Henry’s eyes open, he gasps into the silence around him. Can this be? That this woman who has lost her son is now using the opportunity to carry on with this middle-aged and married man? This attorney? And at this moment Henry feels an inner sob, pain and relief mixed together. His disgust floods and overwhelms even his inmost guilt. It seems to Henry in this moment that not he but the whole world has cracked open to reveal a garden of grotesqueries, a garden worthy of Hieronymus Bosch with the variety and surprise of its cunning little monsters. It seems to him, as in a horror film, that the synagogue, the art world, the whole city of Los Angeles, is infested. Insect-ridden just underneath the skin. He sits up in his chair, heart racing. He pulls his hands out of the communal hand-clasping and rubs them with his handkerchief.
Henry, we’ll have an accident,” his mother tells him, as they speed home. He grits his teeth and keeps driving. “Henry, you’re going too fast.” She is clutching the shoulder strap of her seat belt. But he barely hears her. His mind is full of voices. “How is the art biz?” Jason asked him. “It’s retail,” his brother exploded when Henry told him Laura Ashley was not what he wanted. “Look, there are many paths in life,” his therapist said, “and it’s not like one road is necessarily better than the other. The question is, what’s better for you, given that you are at this place right now.”
And what is this place? Henry asks himself now as he speeds home, driving with cathartic anger, eating up the gray freeway, devouring the blazing sky. What is this place I have gotten into with the lithographs and the hooked-rug Chagalls? With Michael and his child lover, and the boy’s own mother peddling herself in the temple. What is this place? What is it? He has uprooted his mother and brought her to live near him. He has learned to drive. And yet he can see it all now, can permit himself to see it with righteous certainty: this place, Venice, with its art and beach, and all its local color, is really Sodom.

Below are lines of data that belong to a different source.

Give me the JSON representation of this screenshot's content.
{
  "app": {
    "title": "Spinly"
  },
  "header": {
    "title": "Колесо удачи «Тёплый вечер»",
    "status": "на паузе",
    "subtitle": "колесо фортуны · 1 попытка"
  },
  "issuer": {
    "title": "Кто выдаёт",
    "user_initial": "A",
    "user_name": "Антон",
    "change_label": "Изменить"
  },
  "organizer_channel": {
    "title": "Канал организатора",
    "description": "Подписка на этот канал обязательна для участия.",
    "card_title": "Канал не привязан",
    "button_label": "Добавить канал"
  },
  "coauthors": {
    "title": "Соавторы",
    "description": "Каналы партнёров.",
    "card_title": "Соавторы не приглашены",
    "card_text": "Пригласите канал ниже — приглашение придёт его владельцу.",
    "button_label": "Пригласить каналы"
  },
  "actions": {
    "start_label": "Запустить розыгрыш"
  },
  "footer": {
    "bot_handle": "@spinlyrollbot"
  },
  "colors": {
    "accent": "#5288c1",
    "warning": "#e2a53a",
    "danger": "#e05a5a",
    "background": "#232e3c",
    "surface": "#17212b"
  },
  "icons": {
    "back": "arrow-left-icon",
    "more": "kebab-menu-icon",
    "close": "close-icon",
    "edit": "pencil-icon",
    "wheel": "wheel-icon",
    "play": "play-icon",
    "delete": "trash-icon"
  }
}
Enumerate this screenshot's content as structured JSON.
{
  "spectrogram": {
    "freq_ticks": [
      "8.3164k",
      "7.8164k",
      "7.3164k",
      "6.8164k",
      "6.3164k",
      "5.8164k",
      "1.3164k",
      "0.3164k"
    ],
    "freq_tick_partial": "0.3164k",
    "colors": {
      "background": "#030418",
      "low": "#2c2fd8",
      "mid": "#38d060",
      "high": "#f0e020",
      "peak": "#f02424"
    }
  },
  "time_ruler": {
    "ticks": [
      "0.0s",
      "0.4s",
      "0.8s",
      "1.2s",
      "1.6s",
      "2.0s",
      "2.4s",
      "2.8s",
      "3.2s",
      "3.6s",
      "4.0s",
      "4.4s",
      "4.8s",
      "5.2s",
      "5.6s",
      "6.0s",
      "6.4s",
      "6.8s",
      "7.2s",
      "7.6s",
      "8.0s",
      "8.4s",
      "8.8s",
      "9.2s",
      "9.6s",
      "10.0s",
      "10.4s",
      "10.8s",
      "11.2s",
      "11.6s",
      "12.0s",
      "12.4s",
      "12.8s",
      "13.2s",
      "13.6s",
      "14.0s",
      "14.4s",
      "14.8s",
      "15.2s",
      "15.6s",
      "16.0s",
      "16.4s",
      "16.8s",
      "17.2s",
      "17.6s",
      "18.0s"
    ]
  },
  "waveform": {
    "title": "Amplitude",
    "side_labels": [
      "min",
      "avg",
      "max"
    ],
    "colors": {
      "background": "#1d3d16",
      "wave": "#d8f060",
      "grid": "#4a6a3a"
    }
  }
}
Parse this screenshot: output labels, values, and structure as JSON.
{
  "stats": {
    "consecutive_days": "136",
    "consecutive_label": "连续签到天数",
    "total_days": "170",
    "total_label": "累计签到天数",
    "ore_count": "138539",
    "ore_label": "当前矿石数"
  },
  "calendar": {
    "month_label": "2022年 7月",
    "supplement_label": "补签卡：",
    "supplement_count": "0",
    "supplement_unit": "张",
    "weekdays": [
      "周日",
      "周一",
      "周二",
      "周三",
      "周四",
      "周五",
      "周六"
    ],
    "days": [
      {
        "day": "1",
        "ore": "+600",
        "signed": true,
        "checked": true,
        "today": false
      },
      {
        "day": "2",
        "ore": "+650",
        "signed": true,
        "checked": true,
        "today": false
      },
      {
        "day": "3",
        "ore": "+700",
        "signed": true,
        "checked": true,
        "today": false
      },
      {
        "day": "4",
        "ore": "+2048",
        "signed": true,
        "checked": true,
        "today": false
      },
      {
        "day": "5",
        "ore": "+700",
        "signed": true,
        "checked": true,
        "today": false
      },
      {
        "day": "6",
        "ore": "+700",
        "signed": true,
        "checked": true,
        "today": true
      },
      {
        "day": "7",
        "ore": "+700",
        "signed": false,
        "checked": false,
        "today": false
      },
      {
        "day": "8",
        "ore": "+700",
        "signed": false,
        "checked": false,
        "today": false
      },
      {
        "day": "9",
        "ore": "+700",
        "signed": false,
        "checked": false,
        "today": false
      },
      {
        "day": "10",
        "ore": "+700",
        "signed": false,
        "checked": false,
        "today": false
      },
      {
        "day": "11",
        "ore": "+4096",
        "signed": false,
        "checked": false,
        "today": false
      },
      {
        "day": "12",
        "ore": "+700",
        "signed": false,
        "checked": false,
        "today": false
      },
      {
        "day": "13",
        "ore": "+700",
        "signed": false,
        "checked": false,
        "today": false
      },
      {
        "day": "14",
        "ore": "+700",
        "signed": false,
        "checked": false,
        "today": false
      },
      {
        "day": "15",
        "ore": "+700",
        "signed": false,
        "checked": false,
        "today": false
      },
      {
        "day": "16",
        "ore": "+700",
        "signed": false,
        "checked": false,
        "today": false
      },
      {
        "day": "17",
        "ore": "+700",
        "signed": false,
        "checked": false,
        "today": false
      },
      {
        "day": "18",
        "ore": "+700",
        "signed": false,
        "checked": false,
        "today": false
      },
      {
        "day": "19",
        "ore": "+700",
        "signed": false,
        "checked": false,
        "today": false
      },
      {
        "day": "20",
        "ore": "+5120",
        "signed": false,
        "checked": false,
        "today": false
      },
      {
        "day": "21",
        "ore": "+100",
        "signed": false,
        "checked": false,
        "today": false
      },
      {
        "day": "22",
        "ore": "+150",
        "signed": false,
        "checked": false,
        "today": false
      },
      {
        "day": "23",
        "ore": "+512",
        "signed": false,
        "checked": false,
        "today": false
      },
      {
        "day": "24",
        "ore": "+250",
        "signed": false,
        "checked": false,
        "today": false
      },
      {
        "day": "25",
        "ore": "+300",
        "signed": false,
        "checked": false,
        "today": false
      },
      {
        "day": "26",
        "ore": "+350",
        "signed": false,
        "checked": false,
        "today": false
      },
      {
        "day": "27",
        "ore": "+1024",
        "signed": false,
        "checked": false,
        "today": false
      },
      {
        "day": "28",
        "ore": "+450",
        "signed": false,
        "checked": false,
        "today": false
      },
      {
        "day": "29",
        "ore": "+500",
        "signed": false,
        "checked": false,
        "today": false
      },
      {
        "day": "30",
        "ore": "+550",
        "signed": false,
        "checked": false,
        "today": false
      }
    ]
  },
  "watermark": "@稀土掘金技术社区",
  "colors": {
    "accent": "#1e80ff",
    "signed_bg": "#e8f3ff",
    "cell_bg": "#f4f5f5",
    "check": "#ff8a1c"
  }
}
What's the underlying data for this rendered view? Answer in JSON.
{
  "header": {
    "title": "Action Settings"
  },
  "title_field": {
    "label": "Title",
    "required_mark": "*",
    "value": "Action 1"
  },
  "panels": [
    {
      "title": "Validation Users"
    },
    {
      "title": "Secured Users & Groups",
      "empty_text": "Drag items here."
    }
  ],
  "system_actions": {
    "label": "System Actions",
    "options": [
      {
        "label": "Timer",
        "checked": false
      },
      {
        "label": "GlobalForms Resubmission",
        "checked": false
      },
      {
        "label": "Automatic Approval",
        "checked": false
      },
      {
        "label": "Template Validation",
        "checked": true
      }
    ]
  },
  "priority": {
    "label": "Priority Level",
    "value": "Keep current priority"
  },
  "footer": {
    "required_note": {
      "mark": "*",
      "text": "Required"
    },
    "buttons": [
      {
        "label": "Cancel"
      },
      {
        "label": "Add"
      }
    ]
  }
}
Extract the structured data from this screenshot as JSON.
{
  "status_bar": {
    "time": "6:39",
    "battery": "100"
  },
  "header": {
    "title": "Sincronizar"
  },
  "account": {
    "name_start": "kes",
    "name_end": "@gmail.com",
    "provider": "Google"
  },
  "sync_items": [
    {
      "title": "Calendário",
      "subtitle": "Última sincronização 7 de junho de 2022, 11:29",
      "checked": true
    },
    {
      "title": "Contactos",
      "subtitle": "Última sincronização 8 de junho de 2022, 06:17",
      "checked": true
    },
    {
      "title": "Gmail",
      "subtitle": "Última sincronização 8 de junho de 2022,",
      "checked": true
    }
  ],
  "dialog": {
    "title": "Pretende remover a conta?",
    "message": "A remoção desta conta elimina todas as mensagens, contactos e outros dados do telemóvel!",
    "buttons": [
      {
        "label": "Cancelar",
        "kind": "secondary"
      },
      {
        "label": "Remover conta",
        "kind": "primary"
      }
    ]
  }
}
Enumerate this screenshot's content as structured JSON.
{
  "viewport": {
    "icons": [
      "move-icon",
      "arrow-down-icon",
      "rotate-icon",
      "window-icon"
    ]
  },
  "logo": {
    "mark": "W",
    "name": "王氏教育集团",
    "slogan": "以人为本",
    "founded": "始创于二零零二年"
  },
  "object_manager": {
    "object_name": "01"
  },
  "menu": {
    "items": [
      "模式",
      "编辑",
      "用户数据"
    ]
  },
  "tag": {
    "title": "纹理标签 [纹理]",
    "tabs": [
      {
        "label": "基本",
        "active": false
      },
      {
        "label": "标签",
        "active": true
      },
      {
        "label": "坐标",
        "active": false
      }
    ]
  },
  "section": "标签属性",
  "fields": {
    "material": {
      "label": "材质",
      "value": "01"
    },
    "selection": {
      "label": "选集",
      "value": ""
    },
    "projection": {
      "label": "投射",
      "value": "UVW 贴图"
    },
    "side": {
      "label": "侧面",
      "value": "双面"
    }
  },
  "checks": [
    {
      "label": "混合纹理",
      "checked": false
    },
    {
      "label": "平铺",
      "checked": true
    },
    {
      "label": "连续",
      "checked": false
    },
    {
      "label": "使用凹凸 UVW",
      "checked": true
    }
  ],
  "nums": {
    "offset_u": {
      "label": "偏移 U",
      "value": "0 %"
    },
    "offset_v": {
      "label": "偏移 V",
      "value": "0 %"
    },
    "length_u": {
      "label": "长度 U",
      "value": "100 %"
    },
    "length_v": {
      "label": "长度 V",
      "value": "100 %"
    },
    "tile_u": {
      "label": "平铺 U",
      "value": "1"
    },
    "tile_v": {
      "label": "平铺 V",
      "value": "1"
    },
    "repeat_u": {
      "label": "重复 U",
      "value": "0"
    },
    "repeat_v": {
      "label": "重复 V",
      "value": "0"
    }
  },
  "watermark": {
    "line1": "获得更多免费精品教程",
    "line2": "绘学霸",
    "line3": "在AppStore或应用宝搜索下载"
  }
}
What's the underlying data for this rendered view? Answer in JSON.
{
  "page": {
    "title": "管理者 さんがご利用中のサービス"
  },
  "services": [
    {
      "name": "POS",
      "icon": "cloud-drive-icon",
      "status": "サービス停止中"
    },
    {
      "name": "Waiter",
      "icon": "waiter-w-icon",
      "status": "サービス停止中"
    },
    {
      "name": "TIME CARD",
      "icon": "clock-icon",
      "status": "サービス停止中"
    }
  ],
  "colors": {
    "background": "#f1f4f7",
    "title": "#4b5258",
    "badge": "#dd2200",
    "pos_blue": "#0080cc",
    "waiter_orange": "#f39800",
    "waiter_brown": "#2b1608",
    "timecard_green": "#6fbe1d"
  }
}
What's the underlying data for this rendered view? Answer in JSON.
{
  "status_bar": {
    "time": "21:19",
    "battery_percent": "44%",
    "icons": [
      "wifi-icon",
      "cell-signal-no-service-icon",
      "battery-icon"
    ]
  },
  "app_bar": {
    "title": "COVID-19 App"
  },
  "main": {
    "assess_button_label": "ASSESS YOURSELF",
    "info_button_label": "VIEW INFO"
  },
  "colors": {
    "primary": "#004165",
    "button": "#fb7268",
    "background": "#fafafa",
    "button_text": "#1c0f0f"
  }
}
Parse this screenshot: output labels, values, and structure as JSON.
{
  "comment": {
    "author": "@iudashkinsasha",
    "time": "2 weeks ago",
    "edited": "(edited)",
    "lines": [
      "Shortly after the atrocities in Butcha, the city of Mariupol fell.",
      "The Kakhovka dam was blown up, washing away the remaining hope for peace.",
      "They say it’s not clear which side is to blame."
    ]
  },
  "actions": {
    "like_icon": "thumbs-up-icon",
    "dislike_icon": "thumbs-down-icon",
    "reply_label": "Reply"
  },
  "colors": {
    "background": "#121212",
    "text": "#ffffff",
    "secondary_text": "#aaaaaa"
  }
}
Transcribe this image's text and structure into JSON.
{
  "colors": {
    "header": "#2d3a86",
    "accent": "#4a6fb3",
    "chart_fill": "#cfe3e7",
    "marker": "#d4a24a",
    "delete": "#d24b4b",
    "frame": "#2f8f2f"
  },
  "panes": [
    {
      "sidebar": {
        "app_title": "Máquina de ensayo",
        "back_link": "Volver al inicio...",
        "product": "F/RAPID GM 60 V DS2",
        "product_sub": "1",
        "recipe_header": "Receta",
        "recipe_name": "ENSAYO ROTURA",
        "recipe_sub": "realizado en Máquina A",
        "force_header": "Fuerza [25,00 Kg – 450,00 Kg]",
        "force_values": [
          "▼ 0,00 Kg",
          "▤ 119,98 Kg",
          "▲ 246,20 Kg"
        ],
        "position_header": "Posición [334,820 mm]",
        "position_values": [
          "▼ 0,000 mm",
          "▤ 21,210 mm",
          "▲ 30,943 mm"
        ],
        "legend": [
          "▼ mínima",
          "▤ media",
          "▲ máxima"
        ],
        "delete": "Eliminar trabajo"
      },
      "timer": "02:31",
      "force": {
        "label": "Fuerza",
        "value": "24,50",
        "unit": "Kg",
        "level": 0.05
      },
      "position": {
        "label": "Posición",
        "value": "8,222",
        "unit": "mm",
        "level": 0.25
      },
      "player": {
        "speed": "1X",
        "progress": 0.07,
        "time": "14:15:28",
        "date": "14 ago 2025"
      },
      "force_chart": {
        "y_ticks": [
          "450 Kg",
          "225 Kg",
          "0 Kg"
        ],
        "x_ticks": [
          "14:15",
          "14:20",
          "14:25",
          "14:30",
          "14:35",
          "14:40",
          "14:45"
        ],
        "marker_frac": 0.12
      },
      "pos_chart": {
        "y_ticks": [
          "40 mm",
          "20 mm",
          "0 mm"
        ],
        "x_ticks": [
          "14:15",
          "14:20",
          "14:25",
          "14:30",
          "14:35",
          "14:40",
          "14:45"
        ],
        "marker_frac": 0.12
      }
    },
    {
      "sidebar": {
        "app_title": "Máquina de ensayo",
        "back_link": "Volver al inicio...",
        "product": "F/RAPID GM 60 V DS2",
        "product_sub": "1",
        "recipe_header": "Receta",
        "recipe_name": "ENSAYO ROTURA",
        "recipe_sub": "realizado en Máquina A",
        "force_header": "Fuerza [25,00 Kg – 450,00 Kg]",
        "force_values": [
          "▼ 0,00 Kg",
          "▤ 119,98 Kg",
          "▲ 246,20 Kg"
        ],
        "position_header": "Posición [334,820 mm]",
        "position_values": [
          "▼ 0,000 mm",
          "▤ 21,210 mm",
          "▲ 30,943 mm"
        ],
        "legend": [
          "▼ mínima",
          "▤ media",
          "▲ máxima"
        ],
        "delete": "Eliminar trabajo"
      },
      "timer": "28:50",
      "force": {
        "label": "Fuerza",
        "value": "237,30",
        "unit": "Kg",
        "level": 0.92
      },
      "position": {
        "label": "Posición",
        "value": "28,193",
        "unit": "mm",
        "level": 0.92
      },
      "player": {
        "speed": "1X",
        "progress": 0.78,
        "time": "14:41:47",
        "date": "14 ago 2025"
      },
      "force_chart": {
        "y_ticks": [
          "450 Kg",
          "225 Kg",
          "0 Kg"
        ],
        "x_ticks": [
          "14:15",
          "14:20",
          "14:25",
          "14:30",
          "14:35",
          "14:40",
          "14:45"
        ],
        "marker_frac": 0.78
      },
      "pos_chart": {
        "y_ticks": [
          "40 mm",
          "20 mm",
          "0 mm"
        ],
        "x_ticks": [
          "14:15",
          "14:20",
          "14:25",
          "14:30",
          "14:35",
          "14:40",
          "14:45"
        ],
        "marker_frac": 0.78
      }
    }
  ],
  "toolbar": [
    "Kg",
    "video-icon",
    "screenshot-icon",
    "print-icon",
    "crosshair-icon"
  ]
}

It is really Sodom and Gomorrah put together. Nothing but thievery and uncovered flesh.
He sees the dichotomy with great clarity. Venice on the one hand, brazen and rotting in the sun, and, on the other, the East Coast, all cloistered and covered, all petticoated modesty. Dear Princeton with its old trees and towers, all his dear universities, even NYU, bastions of books, art, learning, pockets of civility where the rituals and niceties of life are still observed. Where iron gates hold business, all that whoredom, at bay.
“Henry,” his mother is telling him, “I thought the rabbi was very well-spoken.”
He will have to go back. He will have to find a way. “Henry,” his mother says, “Is that a police car? Is he chasing us?” Somehow he will support art. He will go back. He will rededicate himself to beauty. Not to the dealing, not the business, but to art itself. He will leave, leave, and he won’t look back over his shoulder. He will leave, and he won’t look back. He is already trying to remember the name of his brother’s friend in Short Hills.